    Cherry picked? It's a retail product.
    Reply
  • curnel_D
    Chris, it's a decent article, but why in the world would you use 512mb models in everyting aside from the 250 and 260. If you would have shown the 1gb 4870, along with a 1gb 9800+, it would have showed a clearer picture of how the 250 is identical to the 9800+/9800/8800GT.

    Meh.

    And there are MASSIVE rumours saying that Nvidia is hand-picking the review models sent to reviewers, even confirmed by HardOCP. Addressing that in this article would have been great.
    Reply
  • If I'm not mistaken didn't the 9 series and the HD4XXX series launch at about the same time effectively putting them into the same class? So why does everyone love to compare the 2XX series to the 4XXX cards and on top of that usually giving the ram advantage to nvidia i.e. comparing 1GB cards to 512MB cards?
    Reply
  • sohei
    i think Nvidia want's to marry this card with us ...love with force is not possible ...we need a new "woman" from nvidia not other clothes ...Nvidia has enough experience with clothes ...they should enter in fashion business like Microsoft
    Reply
  • vaskodogama
    huh, anyway, I don't like the naming of GT200 cards anyway! AMD's got better price, and naming scheme!
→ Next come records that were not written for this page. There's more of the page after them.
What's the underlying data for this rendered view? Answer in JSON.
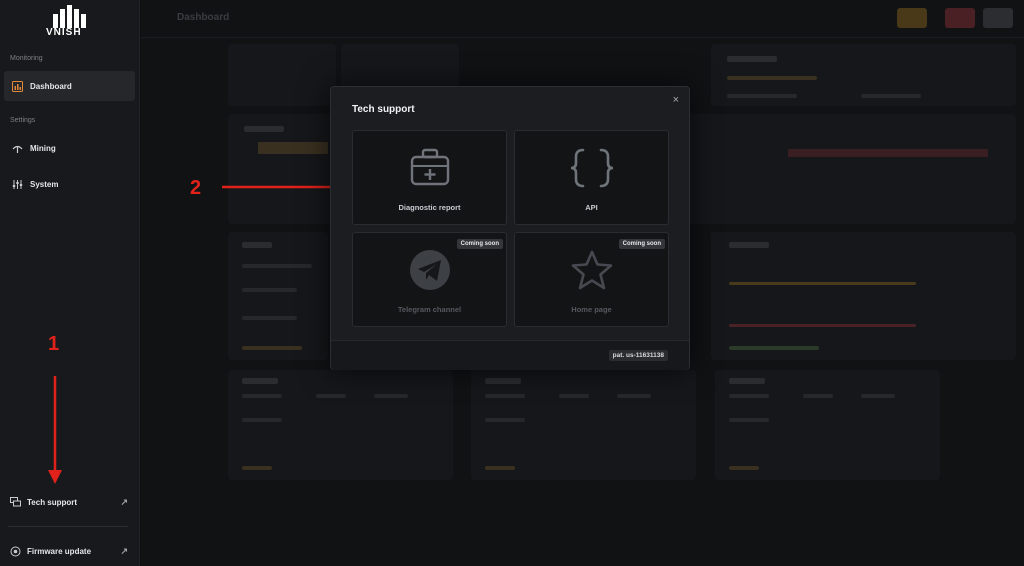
{
  "app": {
    "logo_text": "VNISH"
  },
  "sidebar": {
    "section_monitoring": "Monitoring",
    "section_settings": "Settings",
    "items": [
      {
        "label": "Dashboard"
      },
      {
        "label": "Mining"
      },
      {
        "label": "System"
      }
    ],
    "tech_support": "Tech support",
    "firmware_update": "Firmware update"
  },
  "main": {
    "title": "Dashboard"
  },
  "annotations": {
    "step1": "1",
    "step2": "2"
  },
  "modal": {
    "title": "Tech support",
    "close_glyph": "×",
    "tiles": [
      {
        "label": "Diagnostic report",
        "icon": "medkit-icon"
      },
      {
        "label": "API",
        "icon": "braces-icon"
      },
      {
        "label": "Telegram channel",
        "icon": "telegram-icon",
        "badge": "Coming soon"
      },
      {
        "label": "Home page",
        "icon": "star-icon",
        "badge": "Coming soon"
      }
    ],
    "version": "pat. us-11631138"
  },
  "colors": {
    "annotation_red": "#e0221b",
    "accent_orange": "#c9872a",
    "accent_red": "#c0393f"
  }
}
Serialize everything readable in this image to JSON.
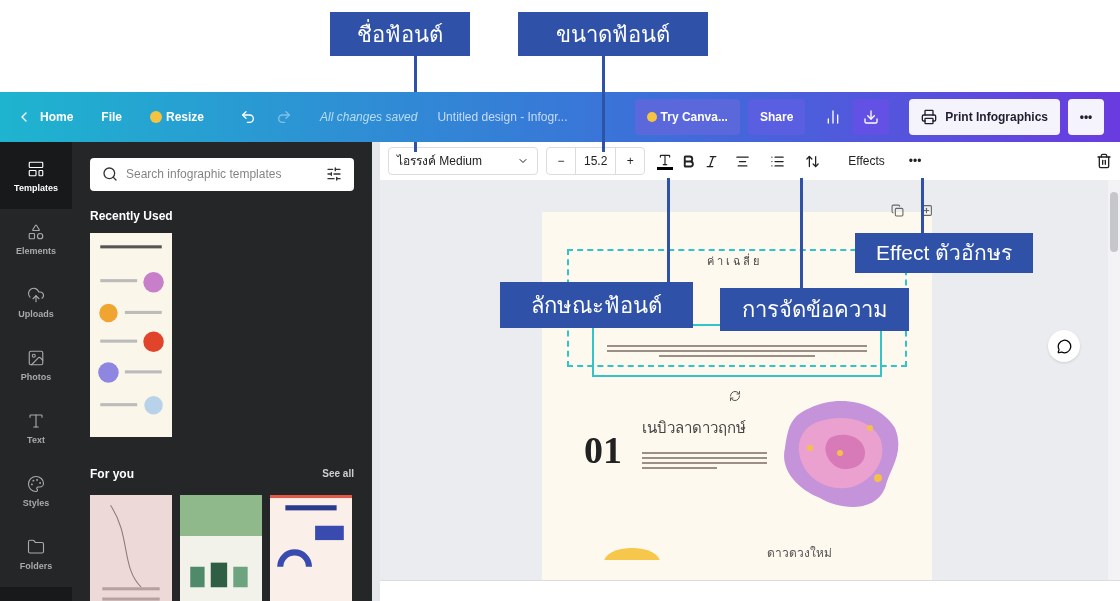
{
  "annotations": [
    {
      "label": "ชื่อฟ้อนต์"
    },
    {
      "label": "ขนาดฟ้อนต์"
    },
    {
      "label": "Effect ตัวอักษร"
    },
    {
      "label": "ลักษณะฟ้อนต์"
    },
    {
      "label": "การจัดข้อความ"
    }
  ],
  "topbar": {
    "home": "Home",
    "file": "File",
    "resize": "Resize",
    "status": "All changes saved",
    "title": "Untitled design - Infogr...",
    "try": "Try Canva...",
    "share": "Share",
    "print": "Print Infographics",
    "more": "•••"
  },
  "rail": [
    {
      "label": "Templates",
      "selected": true
    },
    {
      "label": "Elements",
      "selected": false
    },
    {
      "label": "Uploads",
      "selected": false
    },
    {
      "label": "Photos",
      "selected": false
    },
    {
      "label": "Text",
      "selected": false
    },
    {
      "label": "Styles",
      "selected": false
    },
    {
      "label": "Folders",
      "selected": false
    }
  ],
  "panel": {
    "search_placeholder": "Search infographic templates",
    "recent": "Recently Used",
    "for_you": "For you",
    "see_all": "See all"
  },
  "toolbar": {
    "font": "ไอรรงค์ Medium",
    "minus": "−",
    "size": "15.2",
    "plus": "+",
    "effects": "Effects",
    "more": "•••"
  },
  "page": {
    "subtitle": "ค่าเฉลี่ย",
    "number": "01",
    "heading": "เนบิวลาดาวฤกษ์",
    "next_heading": "ดาวดวงใหม่"
  }
}
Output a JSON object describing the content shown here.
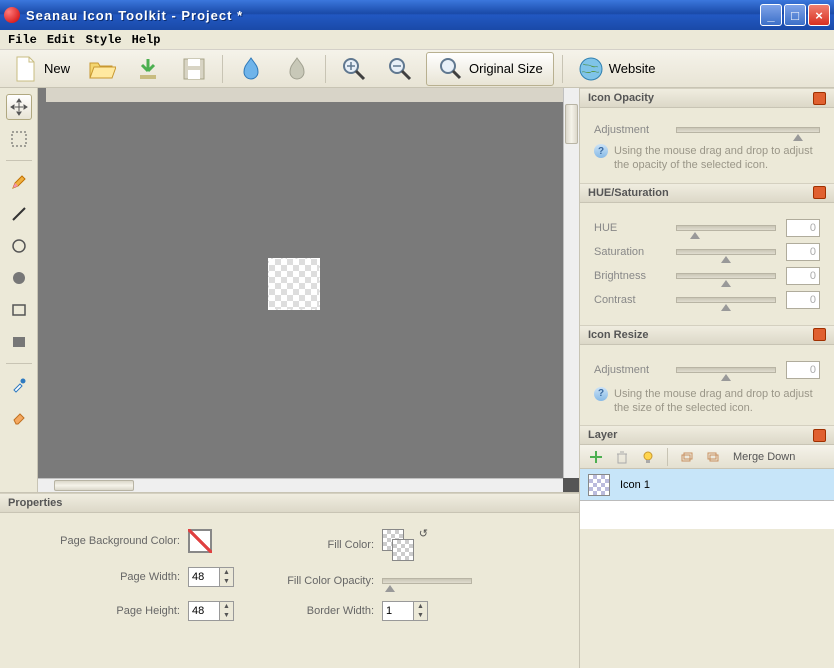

    thepinkpantherwhen the GTX4xx series i guess nvidia will launch the g92 refresh yet again, this time as an entry level graphics card.I Agree!
    Reply